Ralph Waldo Emerson once said, “Do not go where the path may lead, go instead where there is no path and leave a trail.”
As I reflect on both this quote and my own teaching practices, I am reminded of some big adjustments made to my own teaching this year. These changes, though difficult, have added rich peer to peer discourse opportunities for students and compelled me to interact more with students in a positive manner, thus allowing increased opportunities for students to be pushed and excel to new levels.
When is the last time you have truly reflected on your teaching experiences? What is one thing you can do at this mid-year point to step out of your comfort zone and enhance your day to day teaching?
Horace Mann once said, “A teacher who is attempting to teach without inspiring the pupil with a desire to learn is hammering on cold iron.”
What opportunities are you providing for students to feel inspired? What are you doing to keep that sense of desire for learning alive in your students?
Forest Witcraft once said, “A hundred years from now, it will not matter what kind of car I drove, what kind of house I lived in, how much money I had in the bank….but the world may be a better place because I made a difference in the life of a child.”
Think about all the ways you have made a difference in the life of a child. Focus on one student this week and think about what you might do to make a difference for him/her.
As I begin the first day of school tomorrow, I am beginning to think about Hopes and Dreams for my new class.
I dream that I can create a learning environment in which they will all be successful in their own way. I hope to motivate, inspire, encourage, and celebrate.
What are your hopes and dreams for the new school year?
As you begin to prepare for a new year ahead of us, think about what you can do to get every student, even the most reluctant ones, to participate in class discussions and take an active role in their academic success, especially as you begin to build rapport and establish expectations.
Often times, I usually ask their opinions about things, particularly around the issue of homework and testing. My thoughts on homework seem to change every year, often based on the class dynamic at that time. Some years, homework weighs heavy while others it is a less of an issue with students and families.

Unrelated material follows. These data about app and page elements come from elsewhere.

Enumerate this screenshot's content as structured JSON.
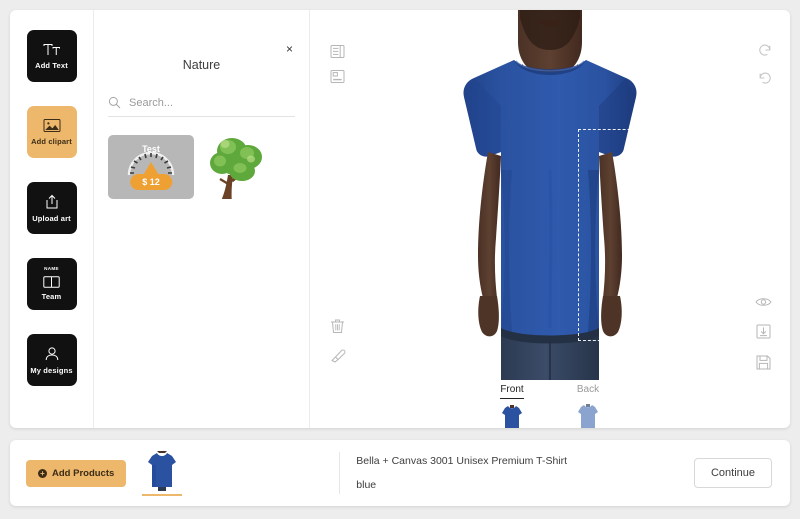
{
  "tool_rail": {
    "items": [
      {
        "label": "Add Text",
        "icon": "text-icon",
        "active": false
      },
      {
        "label": "Add clipart",
        "icon": "image-icon",
        "active": true
      },
      {
        "label": "Upload art",
        "icon": "upload-icon",
        "active": false
      },
      {
        "label": "Team",
        "icon": "team-jersey-icon",
        "badge": "NAME",
        "active": false
      },
      {
        "label": "My designs",
        "icon": "user-icon",
        "active": false
      }
    ]
  },
  "clipart_panel": {
    "title": "Nature",
    "close_label": "×",
    "search": {
      "value": "",
      "placeholder": "Search..."
    },
    "items": [
      {
        "name": "gauge-clipart",
        "label": "Test",
        "price": "$ 12",
        "paid": true
      },
      {
        "name": "tree-clipart",
        "label": "",
        "price": "",
        "paid": false
      }
    ]
  },
  "canvas": {
    "tools_left": [
      {
        "name": "layers-icon",
        "title": "Layers"
      },
      {
        "name": "align-icon",
        "title": "Align"
      }
    ],
    "tools_left_bottom": [
      {
        "name": "trash-icon",
        "title": "Delete"
      },
      {
        "name": "eraser-icon",
        "title": "Erase"
      }
    ],
    "tools_right": [
      {
        "name": "undo-icon",
        "title": "Undo"
      },
      {
        "name": "redo-icon",
        "title": "Redo"
      }
    ],
    "tools_right_bottom": [
      {
        "name": "preview-eye-icon",
        "title": "Preview"
      },
      {
        "name": "download-icon",
        "title": "Download"
      },
      {
        "name": "save-icon",
        "title": "Save"
      }
    ],
    "shirt_color_hex": "#2a52a0",
    "print_area_label": ""
  },
  "side_tabs": [
    {
      "label": "Front",
      "active": true
    },
    {
      "label": "Back",
      "active": false
    }
  ],
  "bottom_bar": {
    "add_products_label": "Add Products",
    "add_products_icon": "plus-circle-icon",
    "product_name": "Bella + Canvas 3001 Unisex Premium T-Shirt",
    "product_color": "blue",
    "continue_label": "Continue"
  },
  "colors": {
    "accent": "#edb76c",
    "dark": "#111111",
    "shirt_blue": "#2a52a0",
    "price_orange": "#efa033"
  }
}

Throughout my teaching career I have learned there is not a “one size” fits all approach to homework. If anything, homework assignments should be differentiated and based solely on student need.
Unfortunately this is not always an easy task to accomplish, as certain things need to be considered when assigning homework assignments:
- Be reasonable with the amount of time you are expecting from students and families to complete assignments
- Homework should be assigned to either reinforce or practice previously leaned skills and concepts
- Homework should not be used in a punitive manner
What kinds of things can you do that will allow students to be successful with homework? Is there a homework expectation and/or routine that needs to be explicitly taught and/or shared with families? What will you do to hold students accountable for completing homework assignments?
Think about your classroom expectations. Most, if not all, of us expect our students to be respectful. Think about all that respect entails. It is important to remember that this always begins with us. Our students are always watching.
Think about your “grand plan” each day as you walk into the classroom, aside from your daily lesson plans. What happens when things don’t go as planned (i.e. constant interruptions, an unexpected visit by a parent, a meeting with the principal regarding your evaluation, etc.)? How do you react with your students and/or colleagues in these situations? While you might feel frustrated and/or angry, think about those things your students face every day which they have no control over. The most important thing to remember is to always stay calm and quiet not to forget that your students are watching.
Marcel Proust once said, “Let us be GRATEFUL to people who make us happy; they are the charming gardeners who make our souls BLOSSOM.”
What have you done recently to show your students and/or families how grateful you are for working with them? What are you doing to make your students and/or families happy? What are you doing to cultivate your student’s growth and success? Take a minute to invite your parents in to share all the successes.